* retain DNA profiles of all juveniles convicted of all but the most serious recordable offences for five years, and indefinitely for any further convictions.
In addition, the proposals include plans to destroy all DNA samples, such as blood, urine or mouth swabs used to create the DNA profile that is added to the database. The Government also plans to give police new powers to take DNA samples from anyone convicted abroad, or convicted before the creation of the DNA database in 1995.
The Government intends to continue retaining the DNA profiles of all adults convicted of a recordable offence indefinitely, as well as the profiles of all juveniles convicted of the most serious offences, such as murder, rape, manslaughter and serious assault.
Under the proposals, fingerprints will be retained for the same
time periods as DNA profiles.
Home Secretary Alan Johnson said:
"It is crucial that we do everything we can to protect the public by preventing crime and bringing offenders to justice. The DNA database plays a vital role in helping us do that, providing thousands of crime scene matches every year and helping to put many criminals behind bars where they belong.
"It is vital that we maintain the capacity of the DNA database to provide as many detections as possible by making sure the right people are on it. But we must balance this with the consideration of when other people should come off.
"I believe the proposals I am announcing today represent the most proportionate approach to DNA retention, as well as the most effective way of ensuring the database continues to help us tackle crime."
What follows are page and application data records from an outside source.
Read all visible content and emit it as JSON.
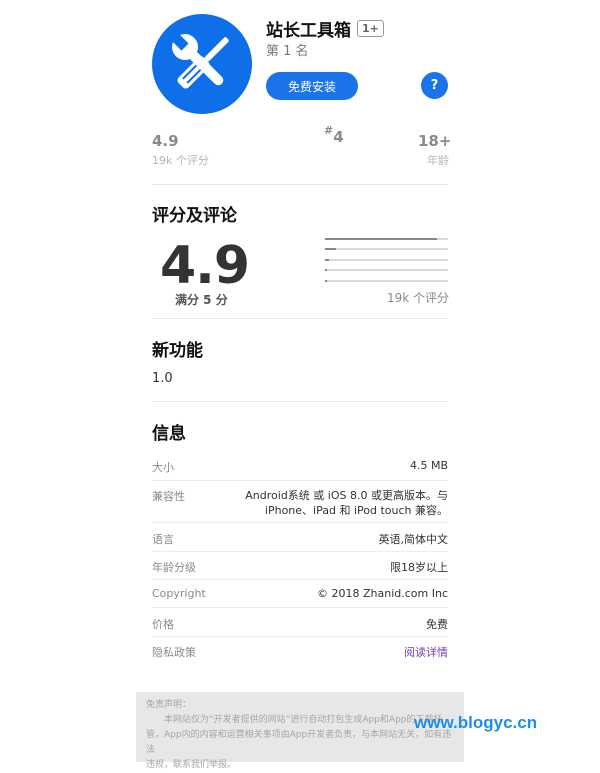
{
  "app": {
    "name": "站长工具箱",
    "age_badge": "1+",
    "rank_text": "第 1 名",
    "install_label": "免费安装",
    "help_label": "?"
  },
  "stats": {
    "rating": "4.9",
    "rating_sub": "19k 个评分",
    "rank_hash": "#",
    "rank_num": "4",
    "age": "18+",
    "age_sub": "年龄"
  },
  "ratings": {
    "heading": "评分及评论",
    "score": "4.9",
    "caption": "满分 5 分",
    "count": "19k 个评分",
    "distribution": [
      0.91,
      0.09,
      0.03,
      0.02,
      0.02
    ]
  },
  "whats_new": {
    "heading": "新功能",
    "version": "1.0"
  },
  "info": {
    "heading": "信息",
    "rows": [
      {
        "key": "大小",
        "value": "4.5 MB"
      },
      {
        "key": "兼容性",
        "value_line1": "Android系统 或 iOS 8.0 或更高版本。与",
        "value_line2": "iPhone、iPad 和 iPod touch 兼容。"
      },
      {
        "key": "语言",
        "value": "英语,简体中文"
      },
      {
        "key": "年龄分级",
        "value": "限18岁以上"
      },
      {
        "key": "Copyright",
        "value": "© 2018 Zhanid.com Inc"
      },
      {
        "key": "价格",
        "value": "免费"
      },
      {
        "key": "隐私政策",
        "value": "阅读详情"
      }
    ]
  },
  "disclaimer": {
    "title": "免责声明：",
    "line1": "本网站仅为“开发者提供的网站”进行自动打包生成App和App的下载托",
    "line2": "管，App内的内容和运营相关事项由App开发者负责，与本网站无关，如有违法",
    "line3": "违规，联系我们举报。"
  },
  "watermark": "www.blogyc.cn",
  "colors": {
    "icon_bg": "#0f6fe8",
    "accent": "#1a73e8",
    "link": "#7a3db8",
    "watermark": "#1f8ee6"
  }
}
NOTES TO EDITORS
1. The proposals follow a public consultation - 'Keeping the Right People on the Database' - conducted over the summer. A summary of responses can be viewed at www.homeoffice.gov.uk
2. The Government has also published further research conducted as part of the development of these proposals. The full documents and a summary can be viewed at www.homeoffice.gov.uk
3. The number of crimes with a DNA scene to subject match between
April 1998 and March 2009 was 410,589.
Home Office Press Office
Phone: 020 7035 3535